That is the cry of the Onondaga Citizens League about Interstate 81 in downtown Syracuse. Built in the 1960s, the aging viaduct is nearing the end of its lifespan, begging the question, do we repair it for $100 million or tear it down and build something else? Supporters of the demolition plan cite Milwaukee’s 2002 removal of the Park Freeway spur leading east from Interstate 43. That freeway, constructed in 1969 as a viaduct, was removed at a cost of $45 million and replaced with a new surface boulevard. Following the work, some development replaced adjacent parking lots and industrial lots as land values increased by some 180 percent.
The Park Freeway removal galvanizes other freeway-removal proponents, such as the ‘8664’ supporters of Interstate 64 along the Ohio River in Louisville. What that group and the Onondage Citizens League suggest is that through traffic interests can be supported on the various bypass routes that are also in place. In Syracuse, all through traffic would shift to Interstate 481, in Louisville through traffic would shift onto the future joined-Interstate 265. Studies indicate that 40% of the 100,000 vehicles per day (vpd) that travel Interstate 81 are just passing through.

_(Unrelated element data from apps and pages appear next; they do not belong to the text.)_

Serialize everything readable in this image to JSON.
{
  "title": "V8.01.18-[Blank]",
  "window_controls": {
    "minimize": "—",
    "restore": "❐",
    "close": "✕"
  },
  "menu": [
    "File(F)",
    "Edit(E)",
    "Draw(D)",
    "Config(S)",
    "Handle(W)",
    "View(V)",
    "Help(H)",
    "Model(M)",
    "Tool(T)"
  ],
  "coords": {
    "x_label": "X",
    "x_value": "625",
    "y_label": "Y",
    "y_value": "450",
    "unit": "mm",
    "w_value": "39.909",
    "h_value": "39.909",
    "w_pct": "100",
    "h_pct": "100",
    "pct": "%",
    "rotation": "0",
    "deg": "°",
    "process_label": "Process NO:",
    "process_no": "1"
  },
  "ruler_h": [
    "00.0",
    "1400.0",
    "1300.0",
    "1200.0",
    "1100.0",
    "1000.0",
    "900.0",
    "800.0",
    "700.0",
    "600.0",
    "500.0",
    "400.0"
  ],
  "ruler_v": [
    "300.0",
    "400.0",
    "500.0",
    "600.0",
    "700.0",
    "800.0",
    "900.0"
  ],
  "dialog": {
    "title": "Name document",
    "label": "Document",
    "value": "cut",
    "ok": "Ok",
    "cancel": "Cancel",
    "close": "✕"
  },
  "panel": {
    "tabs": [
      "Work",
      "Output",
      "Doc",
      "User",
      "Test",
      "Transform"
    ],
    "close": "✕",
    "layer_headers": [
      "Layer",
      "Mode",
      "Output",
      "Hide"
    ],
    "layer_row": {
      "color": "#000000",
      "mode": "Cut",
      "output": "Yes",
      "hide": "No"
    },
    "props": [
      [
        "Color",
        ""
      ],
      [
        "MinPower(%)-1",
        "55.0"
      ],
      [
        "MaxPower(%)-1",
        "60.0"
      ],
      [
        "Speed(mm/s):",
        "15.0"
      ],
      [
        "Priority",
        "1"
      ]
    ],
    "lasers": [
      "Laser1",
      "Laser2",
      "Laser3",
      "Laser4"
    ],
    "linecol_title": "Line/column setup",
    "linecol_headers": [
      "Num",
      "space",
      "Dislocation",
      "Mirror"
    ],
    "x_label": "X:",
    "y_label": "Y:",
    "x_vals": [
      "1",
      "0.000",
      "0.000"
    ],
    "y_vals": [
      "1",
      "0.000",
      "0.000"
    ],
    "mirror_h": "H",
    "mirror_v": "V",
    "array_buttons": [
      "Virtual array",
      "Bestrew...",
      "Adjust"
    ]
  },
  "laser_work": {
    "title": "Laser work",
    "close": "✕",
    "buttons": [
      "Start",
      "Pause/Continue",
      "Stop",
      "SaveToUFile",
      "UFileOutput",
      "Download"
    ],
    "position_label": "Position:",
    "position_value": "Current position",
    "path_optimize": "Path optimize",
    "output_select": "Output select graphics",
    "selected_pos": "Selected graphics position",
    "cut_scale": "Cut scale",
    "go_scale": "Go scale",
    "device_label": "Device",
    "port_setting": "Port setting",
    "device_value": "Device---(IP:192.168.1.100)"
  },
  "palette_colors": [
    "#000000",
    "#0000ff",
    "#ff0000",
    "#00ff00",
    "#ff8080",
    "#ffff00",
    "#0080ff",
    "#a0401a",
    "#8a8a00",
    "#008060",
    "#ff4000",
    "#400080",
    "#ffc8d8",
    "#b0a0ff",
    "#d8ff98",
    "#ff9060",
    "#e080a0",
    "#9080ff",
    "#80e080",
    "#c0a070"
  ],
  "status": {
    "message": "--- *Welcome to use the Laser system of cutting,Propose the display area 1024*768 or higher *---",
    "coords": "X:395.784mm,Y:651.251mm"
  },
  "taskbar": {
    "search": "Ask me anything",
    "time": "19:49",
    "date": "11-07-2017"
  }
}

So what about the other 60,000 vpd? Alternatives studied include replacing the viaduct with a new viaduct, replacing the viaduct with a depressed freeway, replacing the freeway with a tunnel, or replacing the freeway with a surface boulevard. These options are also being touted for the hated Alaskan Way viaduct in Seattle as well. However with a surface boulevard as an option, how does it go about addressing the need of traffic congestion?
A surface boulevard can enhance a neighborhood or city district, but does it address commuter needs the way a controlled-access route does? The Park Freeway example cites the new McKinley Avenue as its replacement. What news articles neglect to indicate when mentioning the Park Freeway project, is that it was an incomplete freeway spur, like the Embarcadero, that did not connect to any other high-speed route. What is different for Interstate 64 in Louisville and Interstate 81 in Syracuse, is that both routes play pivotal roles in long distance travel, not only joining the cities in question with surrounding areas, but also adjoining states and regions. Shoving all of the traffic to a bypass route is not necessarily the answer either, when a good portion of the daily traffic originates or ends within these cities.
Onondaga Citizens League will release the findings of its study in February 2009. It is unclear presently what government and transportation officials favor for these projects. In Seattle, the state Governor states that the Alaskan Way viaduct will come down in 2012 whether an alternative is decided upon or not, because of its age and damage sustained from earthquakes. Syracuse’s 1.4-mile viaduct will need to be similarly addressed before age and deterioration deplete funds and increase safety risks.
- “Should we follow other cities’ lead and tear down I-81?” Central New York News, October 21, 2008.
- “Rethinking I-81″ – OCL’s Study Blog.